Bomb kills 9 civilians in Afghanistan’s north
KABUL, Afghanistan — A station wagon carrying a family of Afghan civilians struck a roadside bomb in northern Afghanistan yesterday, killing all nine aboard, an official said.
It was the second such incident in 24 hours. The day before, six were killed when their minivan also hit a roadside bomb, this time in the southern Helmand Province.
The blast in northern Baghlan Province happened after midday, said Mahmood Haqmal, a spokesman for the provincial government. The vehicle had just left the local capital when it struck the buried explosive, killing six women, two men, and a child.
Across the border, an explosion ripped through a minibus traveling in a militant-infested area of northwestern Pakistan today, killing at least 15 people, police said. It was unclear whether the blast, which destroyed the bus, was caused by a bomb or by the gas cylinder used to power the vehicle, a local police chief said.
The bus was traveling between the cities of Hangu and Kohat, which are very close to Pakistan’s lawless tribal region. Islamist militants frequently carry out attacks in the area against civilians and security forces.
In Afghanistan, civilian casualties have surged in recent months as insurgents have stepped up attacks.
A recent United Nations report said it documented 2,412 conflict-related civilian casualties in the first 10 months of 2010. More than three-quarters of them were caused by militant activity, a 25 percent increase from the same period in 2009, the report said.
At the same time, civilian casualties attributed to progovernment forces decreased.
Saturday’s explosion in Helmand Province killed women and children, and wounded three others riding in the vehicle, the governor’s office said in a statement. That blast occurred in Sangin district, where international forces have been taking heavy casualties while battling a strong insurgency.
In the capital, government officials said they are working to blunt a surge in fuel prices stemming from Iran’s decision to block thousands of fuel tankers at the border — apparently out of concern that the fuel is being used by NATO forces.
The Afghan government has insisted that the fuel is for the local market only.
Commerce Minister Anwarul Haq Ahady told reporters that the government is working to increase fuel imports from other countries such as Russia, Kazakhstan, and Turkmenistan. Some Afghan businesses have struck deals with Russian companies, and the Afghan government hopes that more are coming, he added.
The minister said very little progress had been made in attempts to negotiate passage for the tankers stuck at the border since late December.
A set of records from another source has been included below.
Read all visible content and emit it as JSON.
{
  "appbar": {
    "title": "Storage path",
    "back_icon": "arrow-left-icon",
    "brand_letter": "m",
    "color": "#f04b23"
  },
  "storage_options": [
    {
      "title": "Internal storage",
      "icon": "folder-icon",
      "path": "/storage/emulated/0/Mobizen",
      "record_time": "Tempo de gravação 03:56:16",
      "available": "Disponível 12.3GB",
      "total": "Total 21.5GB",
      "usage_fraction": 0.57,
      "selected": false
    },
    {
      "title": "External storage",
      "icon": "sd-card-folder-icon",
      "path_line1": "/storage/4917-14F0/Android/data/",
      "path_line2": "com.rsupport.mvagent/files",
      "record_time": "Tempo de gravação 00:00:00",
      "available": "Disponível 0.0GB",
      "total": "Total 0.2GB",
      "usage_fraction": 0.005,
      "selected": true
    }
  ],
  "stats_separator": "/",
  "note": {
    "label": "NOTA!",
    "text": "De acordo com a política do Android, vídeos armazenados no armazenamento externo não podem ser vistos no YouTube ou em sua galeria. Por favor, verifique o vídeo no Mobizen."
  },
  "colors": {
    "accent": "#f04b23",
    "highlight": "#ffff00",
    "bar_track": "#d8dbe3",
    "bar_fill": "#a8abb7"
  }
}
Between 1,800 and 1,900 of the original 3,000 stranded tankers are waiting to cross into Afghanistan, he said.
Afghanistan relies entirely on imported fuel.